App and web page records:
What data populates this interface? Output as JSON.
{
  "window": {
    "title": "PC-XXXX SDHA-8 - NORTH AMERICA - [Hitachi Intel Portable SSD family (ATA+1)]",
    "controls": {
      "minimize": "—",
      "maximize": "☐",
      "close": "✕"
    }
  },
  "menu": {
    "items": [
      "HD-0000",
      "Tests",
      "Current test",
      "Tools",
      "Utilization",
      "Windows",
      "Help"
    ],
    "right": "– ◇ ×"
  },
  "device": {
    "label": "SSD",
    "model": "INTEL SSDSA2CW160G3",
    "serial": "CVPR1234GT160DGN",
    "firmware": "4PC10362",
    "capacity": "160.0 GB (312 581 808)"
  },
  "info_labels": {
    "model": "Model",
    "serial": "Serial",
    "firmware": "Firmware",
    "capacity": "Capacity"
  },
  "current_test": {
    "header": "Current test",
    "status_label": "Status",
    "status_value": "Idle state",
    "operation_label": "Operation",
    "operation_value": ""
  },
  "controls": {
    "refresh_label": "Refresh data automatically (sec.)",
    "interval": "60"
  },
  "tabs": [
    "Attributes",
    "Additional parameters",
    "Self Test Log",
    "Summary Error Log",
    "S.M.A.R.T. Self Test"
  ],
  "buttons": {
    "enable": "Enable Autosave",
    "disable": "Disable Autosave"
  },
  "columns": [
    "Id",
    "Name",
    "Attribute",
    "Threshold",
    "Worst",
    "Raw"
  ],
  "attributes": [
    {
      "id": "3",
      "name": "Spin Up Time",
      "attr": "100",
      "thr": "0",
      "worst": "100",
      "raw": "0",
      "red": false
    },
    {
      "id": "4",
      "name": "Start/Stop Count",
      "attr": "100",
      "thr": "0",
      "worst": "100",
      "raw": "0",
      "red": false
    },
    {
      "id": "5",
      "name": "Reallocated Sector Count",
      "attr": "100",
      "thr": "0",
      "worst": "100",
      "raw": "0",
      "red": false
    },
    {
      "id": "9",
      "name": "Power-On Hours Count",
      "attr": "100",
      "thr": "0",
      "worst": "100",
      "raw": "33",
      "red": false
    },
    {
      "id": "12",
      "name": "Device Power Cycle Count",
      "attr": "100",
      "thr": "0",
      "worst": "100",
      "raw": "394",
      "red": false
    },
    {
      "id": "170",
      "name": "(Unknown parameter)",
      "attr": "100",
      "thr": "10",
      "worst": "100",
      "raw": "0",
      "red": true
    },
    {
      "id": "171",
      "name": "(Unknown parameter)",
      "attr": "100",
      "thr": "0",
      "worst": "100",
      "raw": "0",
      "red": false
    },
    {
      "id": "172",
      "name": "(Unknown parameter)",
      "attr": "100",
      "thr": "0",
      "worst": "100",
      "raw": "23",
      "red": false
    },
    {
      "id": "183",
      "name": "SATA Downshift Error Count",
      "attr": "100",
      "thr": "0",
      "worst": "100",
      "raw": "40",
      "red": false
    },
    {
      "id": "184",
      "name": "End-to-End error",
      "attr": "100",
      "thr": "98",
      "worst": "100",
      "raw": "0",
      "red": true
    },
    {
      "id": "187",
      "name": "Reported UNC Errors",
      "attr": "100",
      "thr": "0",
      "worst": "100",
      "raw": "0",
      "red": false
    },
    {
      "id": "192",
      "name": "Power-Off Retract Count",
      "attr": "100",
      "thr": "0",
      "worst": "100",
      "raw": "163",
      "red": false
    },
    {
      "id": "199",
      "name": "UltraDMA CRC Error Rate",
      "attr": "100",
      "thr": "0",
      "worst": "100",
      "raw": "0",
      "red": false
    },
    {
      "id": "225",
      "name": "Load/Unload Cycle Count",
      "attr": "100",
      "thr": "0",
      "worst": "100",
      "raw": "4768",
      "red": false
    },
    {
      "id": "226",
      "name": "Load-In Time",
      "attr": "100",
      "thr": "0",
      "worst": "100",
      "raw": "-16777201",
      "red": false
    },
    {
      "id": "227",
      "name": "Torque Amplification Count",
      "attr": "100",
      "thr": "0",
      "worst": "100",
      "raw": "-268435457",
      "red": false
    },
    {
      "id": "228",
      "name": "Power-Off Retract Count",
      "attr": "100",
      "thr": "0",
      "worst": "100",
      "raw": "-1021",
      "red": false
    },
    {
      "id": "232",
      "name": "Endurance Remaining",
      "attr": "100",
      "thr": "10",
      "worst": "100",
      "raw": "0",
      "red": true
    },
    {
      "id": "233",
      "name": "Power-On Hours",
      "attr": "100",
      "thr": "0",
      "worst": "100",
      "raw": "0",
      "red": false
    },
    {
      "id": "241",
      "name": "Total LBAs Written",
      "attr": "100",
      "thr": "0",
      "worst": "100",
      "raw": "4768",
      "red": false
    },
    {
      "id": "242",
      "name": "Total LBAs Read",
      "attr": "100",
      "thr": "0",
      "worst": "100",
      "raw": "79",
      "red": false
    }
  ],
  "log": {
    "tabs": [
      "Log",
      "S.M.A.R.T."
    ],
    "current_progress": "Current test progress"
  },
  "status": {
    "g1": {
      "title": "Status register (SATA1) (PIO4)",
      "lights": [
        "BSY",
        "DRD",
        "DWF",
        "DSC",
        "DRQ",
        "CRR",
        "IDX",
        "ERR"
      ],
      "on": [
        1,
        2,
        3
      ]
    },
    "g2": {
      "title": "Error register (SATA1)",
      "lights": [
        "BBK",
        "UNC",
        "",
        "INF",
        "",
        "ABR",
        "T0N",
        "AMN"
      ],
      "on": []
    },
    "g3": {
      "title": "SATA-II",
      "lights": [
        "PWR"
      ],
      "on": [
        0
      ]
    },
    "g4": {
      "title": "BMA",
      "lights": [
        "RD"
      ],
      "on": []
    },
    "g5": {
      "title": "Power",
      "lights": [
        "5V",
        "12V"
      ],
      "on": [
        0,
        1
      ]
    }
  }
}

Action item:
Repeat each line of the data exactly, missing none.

Answer to this task:
What data populates this interface? Output as JSON.
{
  "window": {
    "title": "PC-XXXX SDHA-8 - NORTH AMERICA - [Hitachi Intel Portable SSD family (ATA+1)]",
    "controls": {
      "minimize": "—",
      "maximize": "☐",
      "close": "✕"
    }
  },
  "menu": {
    "items": [
      "HD-0000",
      "Tests",
      "Current test",
      "Tools",
      "Utilization",
      "Windows",
      "Help"
    ],
    "right": "– ◇ ×"
  },
  "device": {
    "label": "SSD",
    "model": "INTEL SSDSA2CW160G3",
    "serial": "CVPR1234GT160DGN",
    "firmware": "4PC10362",
    "capacity": "160.0 GB (312 581 808)"
  },
  "info_labels": {
    "model": "Model",
    "serial": "Serial",
    "firmware": "Firmware",
    "capacity": "Capacity"
  },
  "current_test": {
    "header": "Current test",
    "status_label": "Status",
    "status_value": "Idle state",
    "operation_label": "Operation",
    "operation_value": ""
  },
  "controls": {
    "refresh_label": "Refresh data automatically (sec.)",
    "interval": "60"
  },
  "tabs": [
    "Attributes",
    "Additional parameters",
    "Self Test Log",
    "Summary Error Log",
    "S.M.A.R.T. Self Test"
  ],
  "buttons": {
    "enable": "Enable Autosave",
    "disable": "Disable Autosave"
  },
  "columns": [
    "Id",
    "Name",
    "Attribute",
    "Threshold",
    "Worst",
    "Raw"
  ],
  "attributes": [
    {
      "id": "3",
      "name": "Spin Up Time",
      "attr": "100",
      "thr": "0",
      "worst": "100",
      "raw": "0",
      "red": false
    },
    {
      "id": "4",
      "name": "Start/Stop Count",
      "attr": "100",
      "thr": "0",
      "worst": "100",
      "raw": "0",
      "red": false
    },
    {
      "id": "5",
      "name": "Reallocated Sector Count",
      "attr": "100",
      "thr": "0",
      "worst": "100",
      "raw": "0",
      "red": false
    },
    {
      "id": "9",
      "name": "Power-On Hours Count",
      "attr": "100",
      "thr": "0",
      "worst": "100",
      "raw": "33",
      "red": false
    },
    {
      "id": "12",
      "name": "Device Power Cycle Count",
      "attr": "100",
      "thr": "0",
      "worst": "100",
      "raw": "394",
      "red": false
    },
    {
      "id": "170",
      "name": "(Unknown parameter)",
      "attr": "100",
      "thr": "10",
      "worst": "100",
      "raw": "0",
      "red": true
    },
    {
      "id": "171",
      "name": "(Unknown parameter)",
      "attr": "100",
      "thr": "0",
      "worst": "100",
      "raw": "0",
      "red": false
    },
    {
      "id": "172",
      "name": "(Unknown parameter)",
      "attr": "100",
      "thr": "0",
      "worst": "100",
      "raw": "23",
      "red": false
    },
    {
      "id": "183",
      "name": "SATA Downshift Error Count",
      "attr": "100",
      "thr": "0",
      "worst": "100",
      "raw": "40",
      "red": false
    },
    {
      "id": "184",
      "name": "End-to-End error",
      "attr": "100",
      "thr": "98",
      "worst": "100",
      "raw": "0",
      "red": true
    },
    {
      "id": "187",
      "name": "Reported UNC Errors",
      "attr": "100",
      "thr": "0",
      "worst": "100",
      "raw": "0",
      "red": false
    },
    {
      "id": "192",
      "name": "Power-Off Retract Count",
      "attr": "100",
      "thr": "0",
      "worst": "100",
      "raw": "163",
      "red": false
    },
    {
      "id": "199",
      "name": "UltraDMA CRC Error Rate",
      "attr": "100",
      "thr": "0",
      "worst": "100",
      "raw": "0",
      "red": false
    },
    {
      "id": "225",
      "name": "Load/Unload Cycle Count",
      "attr": "100",
      "thr": "0",
      "worst": "100",
      "raw": "4768",
      "red": false
    },
    {
      "id": "226",
      "name": "Load-In Time",
      "attr": "100",
      "thr": "0",
      "worst": "100",
      "raw": "-16777201",
      "red": false
    },
    {
      "id": "227",
      "name": "Torque Amplification Count",
      "attr": "100",
      "thr": "0",
      "worst": "100",
      "raw": "-268435457",
      "red": false
    },
    {
      "id": "228",
      "name": "Power-Off Retract Count",
      "attr": "100",
      "thr": "0",
      "worst": "100",
      "raw": "-1021",
      "red": false
    },
    {
      "id": "232",
      "name": "Endurance Remaining",
      "attr": "100",
      "thr": "10",
      "worst": "100",
      "raw": "0",
      "red": true
    },
    {
      "id": "233",
      "name": "Power-On Hours",
      "attr": "100",
      "thr": "0",
      "worst": "100",
      "raw": "0",
      "red": false
    },
    {
      "id": "241",
      "name": "Total LBAs Written",
      "attr": "100",
      "thr": "0",
      "worst": "100",
      "raw": "4768",
      "red": false
    },
    {
      "id": "242",
      "name": "Total LBAs Read",
      "attr": "100",
      "thr": "0",
      "worst": "100",
      "raw": "79",
      "red": false
    }
  ],
  "log": {
    "tabs": [
      "Log",
      "S.M.A.R.T."
    ],
    "current_progress": "Current test progress"
  },
  "status": {
    "g1": {
      "title": "Status register (SATA1) (PIO4)",
      "lights": [
        "BSY",
        "DRD",
        "DWF",
        "DSC",
        "DRQ",
        "CRR",
        "IDX",
        "ERR"
      ],
      "on": [
        1,
        2,
        3
      ]
    },
    "g2": {
      "title": "Error register (SATA1)",
      "lights": [
        "BBK",
        "UNC",
        "",
        "INF",
        "",
        "ABR",
        "T0N",
        "AMN"
      ],
      "on": []
    },
    "g3": {
      "title": "SATA-II",
      "lights": [
        "PWR"
      ],
      "on": [
        0
      ]
    },
    "g4": {
      "title": "BMA",
      "lights": [
        "RD"
      ],
      "on": []
    },
    "g5": {
      "title": "Power",
      "lights": [
        "5V",
        "12V"
      ],
      "on": [
        0,
        1
      ]
    }
  }
}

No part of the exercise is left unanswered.